Vernon sculptor Deborah Wilson has been invited back to China for a second year to participate in the Chinese Jade Carvers and International Jade Artists Exhibition.

Vernon sculptor Deborah Wilson has been invited back to China for a second year to participate in the Chinese Jade Carvers and International Jade Artists Exhibition.

Vernon jade sculptor is off to China for international exhibition

Vernon’s Deborah Wilson returns to Suzhou, China for a second year to participate in an international jade exhibition and competition.

A highly acclaimed artist from Vernon has been invited back to China for a second year to exhibit her jade sculptures alongside the work of Chinese masters.

Last year, Deborah Wilson became the first woman from the west to participate in the Chinese Jade Carvers and International Jade Artists Exhibition in Suzhou, Jiangsu province, China.

Her work was so highly thought of by Chinese jade carving masters that she won a gold medal for her life-size carving of a western painted turtle.

“The turtle has special significance in Chinese mythology. It is one of the four sacred animals. The others are the dragon, Chinese unicorn and the phoenix. The turtle is considered as a symbol of wisdom, endurance, wealth and long life,” said Andrew Shaw, a former BBC journalist, who is now an award winning carver with a gallery in Shanghai and a studio in Suzhou.

Shaw is serving as liaison to the visiting artists in China as he has a strong command of the Mandarin language.

Wilson is returning to Suzhou, which is known as the “Venice of the East,” with its beautiful gardens and many canals, to compete yet again for a coveted gold medal.

“It was an exciting first visit to China, where I felt very much at home,” she said before leaving. “The people involved in the exhibition were gracious, and very professional. We learned at the end of the show that we had received medals for a number of our entries. Needless to say, I was thrilled to have won gold for my western painted turtle.”

Most of the exhibition takes place in a modern museum, which is located amongst artist studios and galleries on the outskirts of Suzhou.

Last year, the carvers were kept busy after the show, touring the many studios belonging to masters in the field.

“This was the most intriguing and instructive of our missions and forays,” said Wilson. “Shopping for diamond tools was also a priority for our entire group.”

The artists that invested in new and classic equipment from Suzhou have clearly benefited in the ensuing months, added Wilson.

“There has been a ripple of interest and appreciation coming from the global jade carving community after seeing the results on social media pages,” she said. “This is only the beginning of a new era where new ideas and exotic jades from all over the world will be viewed and celebrated by those that carve and collect jade in China.”

The competition is an important component as well.

This year, participants from New Zealand, the U.K., Europe, Mexico, Russia, and the U.S. as well as Canada will travel to Suzhou to take part in the exhibition and competition.

“Deborah is blazing a trail for female artists,” said Shaw. “Last year, she was the first western woman to exhibit.
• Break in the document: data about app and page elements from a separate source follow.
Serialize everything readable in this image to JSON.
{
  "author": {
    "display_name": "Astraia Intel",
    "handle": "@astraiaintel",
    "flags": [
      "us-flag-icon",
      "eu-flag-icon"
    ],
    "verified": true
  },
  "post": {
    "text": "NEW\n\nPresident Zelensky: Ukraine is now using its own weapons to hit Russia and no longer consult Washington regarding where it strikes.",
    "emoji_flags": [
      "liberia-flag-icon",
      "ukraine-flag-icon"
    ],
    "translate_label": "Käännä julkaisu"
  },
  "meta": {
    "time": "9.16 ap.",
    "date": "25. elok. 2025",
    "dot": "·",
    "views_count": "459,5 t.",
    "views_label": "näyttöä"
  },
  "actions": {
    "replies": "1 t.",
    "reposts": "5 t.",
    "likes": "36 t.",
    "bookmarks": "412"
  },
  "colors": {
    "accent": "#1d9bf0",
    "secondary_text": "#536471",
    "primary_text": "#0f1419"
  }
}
This year, at least three other women will also show their work.”

The exhibition is organized by the Suzhou Arts and Crafts Association. Suzhou is one of the main carving centres in China.

“Thirty thousand people in the city, which has a population of about 10 million, work in the jade industry. It is estimated that there are approximately a quarter of a million people in China involved in the jade trade,” said Shaw. “China is also the biggest customer for Canadian jade. Tons of it are exported to China every year.”

Every year, hundreds of carvers from around China exhibit in Suzhou at what has become one of the main jade festivals. Last year, a dozen westerners also exhibited.

“This year the number of foreign artists will triple,” said Shaw.